Even when writing about utter devastation, Karenlee evokes startling imagery as in this example from the heart-rending ‘Let Me Tell You’ (which you can read as a sample on the Hybrid website):
No eggs this morning for there are no chooks. Mum’s standing at the back door staring at nothing (or everything). Next door’s washing flaps about like a slapstick comedy on a vacant stage.
I doubt if anyone can read the micro-fiction ‘Lost’ without getting a lump in the throat.
‘Medusa One Snake and her Band of Three’ is a remarkable story. According to the blurb, Karenlee made a serendipitous finding of some research by journalist and ornithologist Bob Gosford – about birds harnessing fire for their own benefit. She has turned these findings into a story told from the perspective of the matriarch of a band of Whistling Kites:
Medusa One Snake, large and regal and known for the pitch-perfect quality of her rising notes; Swifty, her handsome if not overly bright partner of three years; and their youngest son Scout Junior, capable of independence but not keen to branch out into the unknown. (p.46)

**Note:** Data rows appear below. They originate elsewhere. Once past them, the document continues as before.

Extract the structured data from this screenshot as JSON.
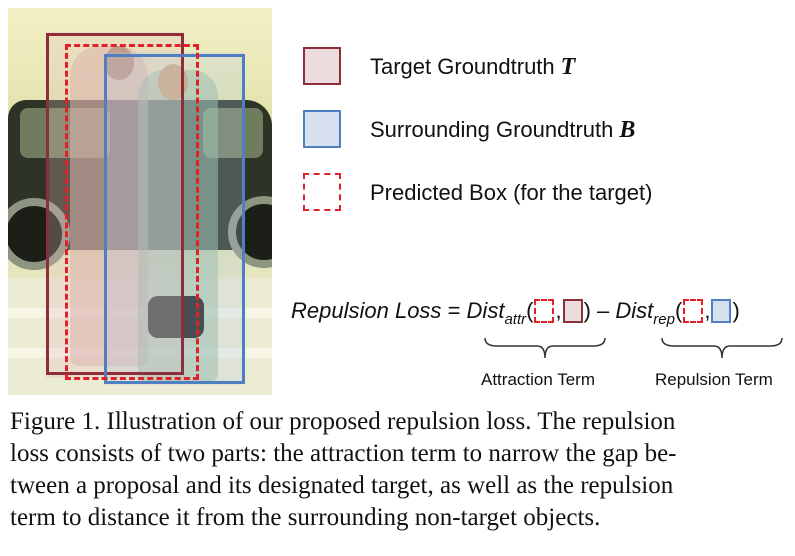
{
  "legend": {
    "items": [
      {
        "label": "Target Groundtruth",
        "symbol": "T",
        "color": "#8e2e3a"
      },
      {
        "label": "Surrounding Groundtruth",
        "symbol": "B",
        "color": "#4f7fc2"
      },
      {
        "label": "Predicted Box (for the target)",
        "symbol": "",
        "color": "#e0202a"
      }
    ]
  },
  "equation": {
    "lhs": "Repulsion Loss",
    "equals": "=",
    "dist": "Dist",
    "sub_attr": "attr",
    "sub_rep": "rep",
    "minus": "–",
    "open_paren": "(",
    "close_paren": ")",
    "comma": ",",
    "attraction_label": "Attraction Term",
    "repulsion_label": "Repulsion Term"
  },
  "caption": {
    "lines": [
      "Figure 1. Illustration of our proposed repulsion loss. The repulsion",
      "loss consists of two parts: the attraction term to narrow the gap be-",
      "tween a proposal and its designated target, as well as the repulsion",
      "term to distance it from the surrounding non-target objects."
    ]
  }
}
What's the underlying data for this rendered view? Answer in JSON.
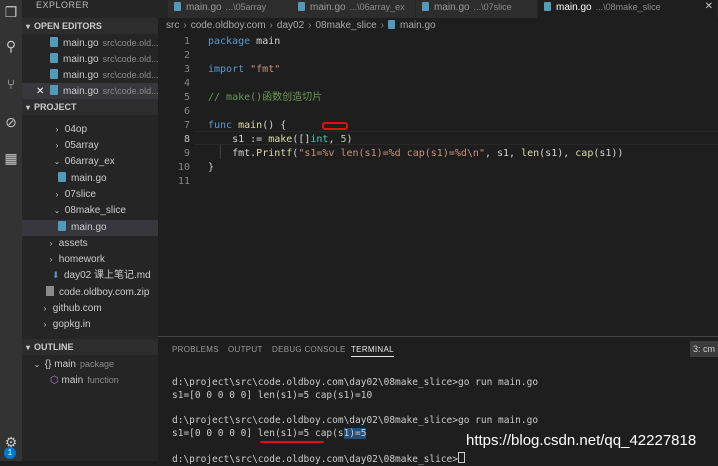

As the proverb says: it’s an ill wind that blows nobody any good. The fire is mustering a feast for the birds.
The first whiff of smoke and the sight of the flames could not have primed them for the magnificence unfolding. Nothing could have prepared them: it was unprecedented. Rabbits. Lizards. Snakes. Goannas. Everywhere they looked, wild things rustled and slithered and hopped; a mobile smorgasbord charging in their direction. Close behind, vivid red plumes, tongues of flame rocketing forward. (p.46)
The author’s quirky humour and gift for characterisation comes into play as we see the birds plan their strategy:
What are we doing, Medusa? There’s a feast!
Use your brain, Swifty. Medusa One Snake reminded herself that, even at full functionality, Swifty’s brain didn’t work precisely as it should. Beyond the necessities to keep himself alive, poor Swifty was more of a turkey in the brain stakes.
The flames will outrun the wildlife any minute, Swifty. Those lizards and bunnies will be beyond barbecued and more than a few of the hunters will be incinerated because of their greed.
Medusa One Snake was and always had been a thoughtful matriarch, weighing odds, calculating risk. She cocked her head towards Scout Junior, sensing his twitching was a precursor to some interesting suggestion.
I’ve got it! He shuffled his little two-step of excitement. Up close, I saw twigs with one end glowing, the other untouched. All we have to do is pick up some of those suckers and drop them at a place of our choosing. Then we can get way ahead of the fire and grab our prey as it runs to us. (p.48)
Isn’t that amazing? The things we learn from reading fiction! I knew that our trees have evolved to suit a fire ecology, but I had no idea that birds could do this…
PS Just in case you’re wondering why I have tagged Karenlee with both ‘Queensland’ and ‘Tasmania’ – she was born in Tassie but now lives in Queensland. So they can both claim her as their own.
Author: Karenlee Thompson
Title: Flame Tip, short fictions
Publisher: Hybrid Publishers, 2017
Source: ARC courtesy of Hybrid Publishers.